■ What is being asked: Restate the listing in full, keeping every word as it is.

■ Given data:
● ● ●

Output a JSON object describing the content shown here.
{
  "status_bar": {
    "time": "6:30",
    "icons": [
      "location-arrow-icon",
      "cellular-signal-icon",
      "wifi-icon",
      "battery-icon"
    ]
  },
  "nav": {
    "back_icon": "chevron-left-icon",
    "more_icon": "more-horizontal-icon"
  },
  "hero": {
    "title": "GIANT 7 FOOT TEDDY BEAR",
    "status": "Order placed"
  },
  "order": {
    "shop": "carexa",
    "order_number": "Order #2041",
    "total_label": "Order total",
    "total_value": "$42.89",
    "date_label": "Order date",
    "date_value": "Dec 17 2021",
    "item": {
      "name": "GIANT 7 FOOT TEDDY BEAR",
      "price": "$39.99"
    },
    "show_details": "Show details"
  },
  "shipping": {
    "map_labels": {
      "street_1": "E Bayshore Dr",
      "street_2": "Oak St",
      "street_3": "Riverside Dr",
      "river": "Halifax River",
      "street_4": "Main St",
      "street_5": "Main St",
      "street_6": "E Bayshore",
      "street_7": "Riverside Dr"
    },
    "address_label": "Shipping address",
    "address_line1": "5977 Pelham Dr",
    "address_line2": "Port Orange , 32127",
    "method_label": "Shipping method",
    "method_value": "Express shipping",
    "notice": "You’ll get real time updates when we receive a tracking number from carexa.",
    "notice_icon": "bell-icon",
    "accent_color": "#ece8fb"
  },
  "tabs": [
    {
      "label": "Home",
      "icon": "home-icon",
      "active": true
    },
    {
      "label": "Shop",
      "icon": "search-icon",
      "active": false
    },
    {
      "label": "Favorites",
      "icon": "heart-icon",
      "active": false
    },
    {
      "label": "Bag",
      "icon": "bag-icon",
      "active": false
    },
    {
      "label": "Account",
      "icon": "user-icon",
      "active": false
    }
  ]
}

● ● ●

■ Response box:
Output a JSON object describing the content shown here.
{
  "status_bar": {
    "time": "6:30",
    "icons": [
      "location-arrow-icon",
      "cellular-signal-icon",
      "wifi-icon",
      "battery-icon"
    ]
  },
  "nav": {
    "back_icon": "chevron-left-icon",
    "more_icon": "more-horizontal-icon"
  },
  "hero": {
    "title": "GIANT 7 FOOT TEDDY BEAR",
    "status": "Order placed"
  },
  "order": {
    "shop": "carexa",
    "order_number": "Order #2041",
    "total_label": "Order total",
    "total_value": "$42.89",
    "date_label": "Order date",
    "date_value": "Dec 17 2021",
    "item": {
      "name": "GIANT 7 FOOT TEDDY BEAR",
      "price": "$39.99"
    },
    "show_details": "Show details"
  },
  "shipping": {
    "map_labels": {
      "street_1": "E Bayshore Dr",
      "street_2": "Oak St",
      "street_3": "Riverside Dr",
      "river": "Halifax River",
      "street_4": "Main St",
      "street_5": "Main St",
      "street_6": "E Bayshore",
      "street_7": "Riverside Dr"
    },
    "address_label": "Shipping address",
    "address_line1": "5977 Pelham Dr",
    "address_line2": "Port Orange , 32127",
    "method_label": "Shipping method",
    "method_value": "Express shipping",
    "notice": "You’ll get real time updates when we receive a tracking number from carexa.",
    "notice_icon": "bell-icon",
    "accent_color": "#ece8fb"
  },
  "tabs": [
    {
      "label": "Home",
      "icon": "home-icon",
      "active": true
    },
    {
      "label": "Shop",
      "icon": "search-icon",
      "active": false
    },
    {
      "label": "Favorites",
      "icon": "heart-icon",
      "active": false
    },
    {
      "label": "Bag",
      "icon": "bag-icon",
      "active": false
    },
    {
      "label": "Account",
      "icon": "user-icon",
      "active": false
    }
  ]
}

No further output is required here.